“We hope the Lebanese front will open and together we will fight against this formation [Israel],” Abu Marzouk told RIA Novosti.
“There’s no arguing that Lebanese resistance could mean a lot,” Abu Marzouk said.
Last week, Hezbollah leader Hassan Nasrallah vowed to support "the resistance in Gaza in any way necessary" in its fight against the IDF.
Nasrallah made the statements in a phone call with Mashaal and the leader of Islamic Jihad Ramadan Salah.
Talk of Hezbullah joining in is just that - talk. Hezbullah still remembers what it suffered and what Lebanon suffered in 2006, when there was still a colorable argument that Hezbullah was not the same thing as Lebanon. Given Hezbullah's position in the Lebanese government, that argument can no longer be made. Hezbullah is Lebanon and Lebanon is Hezbullah (yes, I know, I argued that was the case in 2006, but it's much more true today). Israel has warned Hezbullah in no uncertain terms that if it attacks, Israel will destroy all of Lebanon's infrastructure (which they started to do in 2006 and then stopped when then-President Fouad Siniora went crying to George Bush). It should take about four hours.
On top of that, Hezbullah is embroiled in defending the Assad regime in Syria (Israel Radio reported last week that Hezbullah leader Hassan Nasrallah's nephew was killed fighting for Assad on the Lebanese - Syrian border last week). It doesn't have the manpower to send after Israel.
And Hezbullah, like Hamas, is dependent on a tunnel network, but one that would not require as much close quarters finding to destroy.
Hezbullah would be foolish to get involved in this. I don't see it happening.
What does President Obama really think about Israel and Hamas?
What does president Obama think about Israel and Hamas?
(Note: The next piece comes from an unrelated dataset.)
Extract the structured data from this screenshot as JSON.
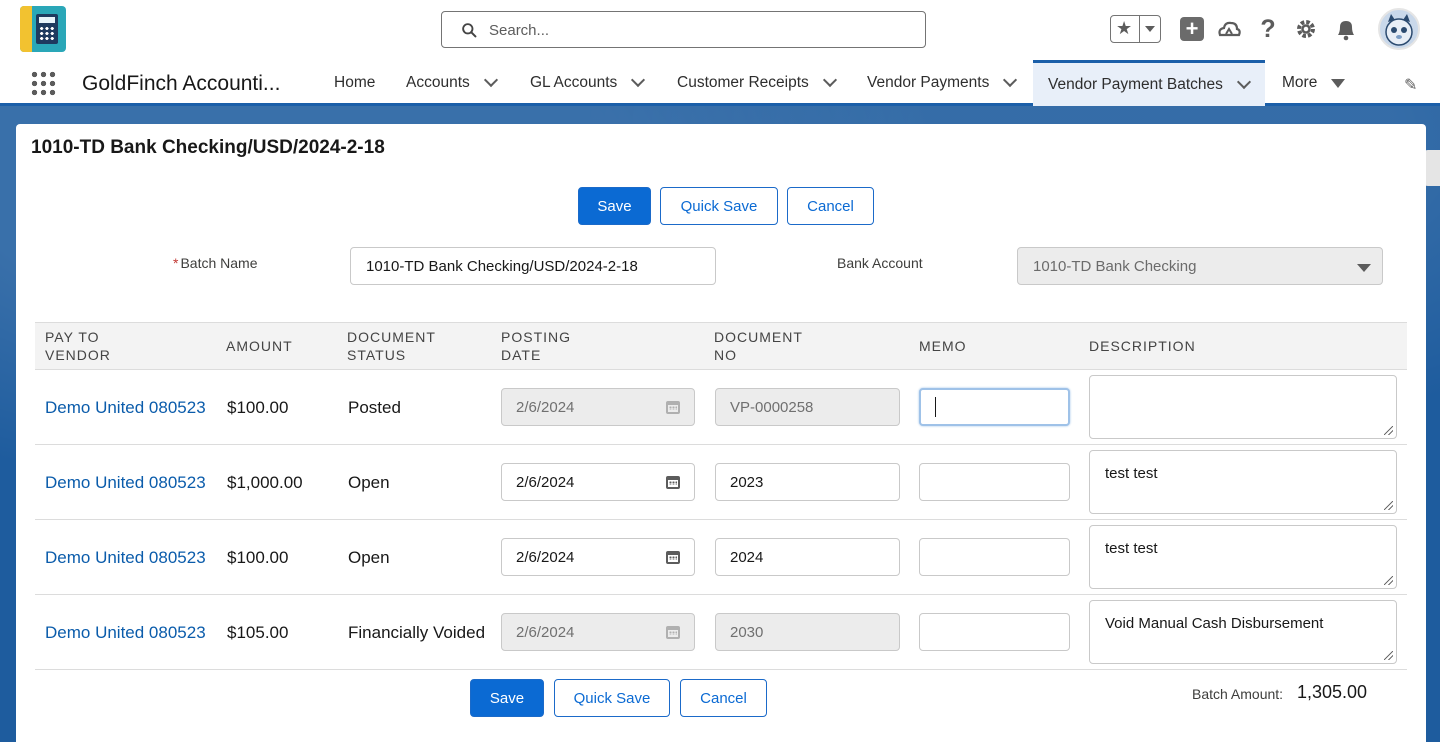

Back in 2008, he said: "If somebody was sending rockets into my house where my two daughters sleep at night, I'm going to do everything in my power to stop that. And I would expect Israelis to do the same thing."
Again, in 2013 he said: "When I consider Israel’s security, I think about children like Osher Twito, who I met in Sderot – children, the same age as my own daughters, who went to bed at night fearful that a rocket would land in their bedroom simply because of who they are and where they live. That’s why we’ve invested in the Iron Dome system to save countless lives – because those children deserve to sleep better at night. That’s why we have made it clear, time and again, that Israel cannot accept rocket attacks from Gaza, and have stood up for Israel’s right to defend itself. And that’s why Israel has a right to expect Hamas to renounce violence and recognize Israel’s right to exist."
But in 2014, he demands Israel would cease fire with no prior conditions - and while Hamas continued firing rockets on the last 5 ceasefires Israel announced. So Mr. president, what do you REALLY think, and whom do you really stand with?
I am an Orthodox Jew - some would even call me 'ultra-Orthodox.' Born in Boston, I was a corporate and securities attorney in New York City for seven years before making aliya to Israel in 1991 (I don't look it but I really am that old :-). I have been happily married to the same woman for thirty-five years, and we have eight children (bli ayin hara) ranging in age from 12 to 33 years and eight grandchildren. Three of our children are married and a fourth is engaged! Before I started blogging I was a heavy contributor on a number of email lists and ran an email list called the Matzav from 2000-2004. You can contact me at: IsraelMatzav at gmail dot com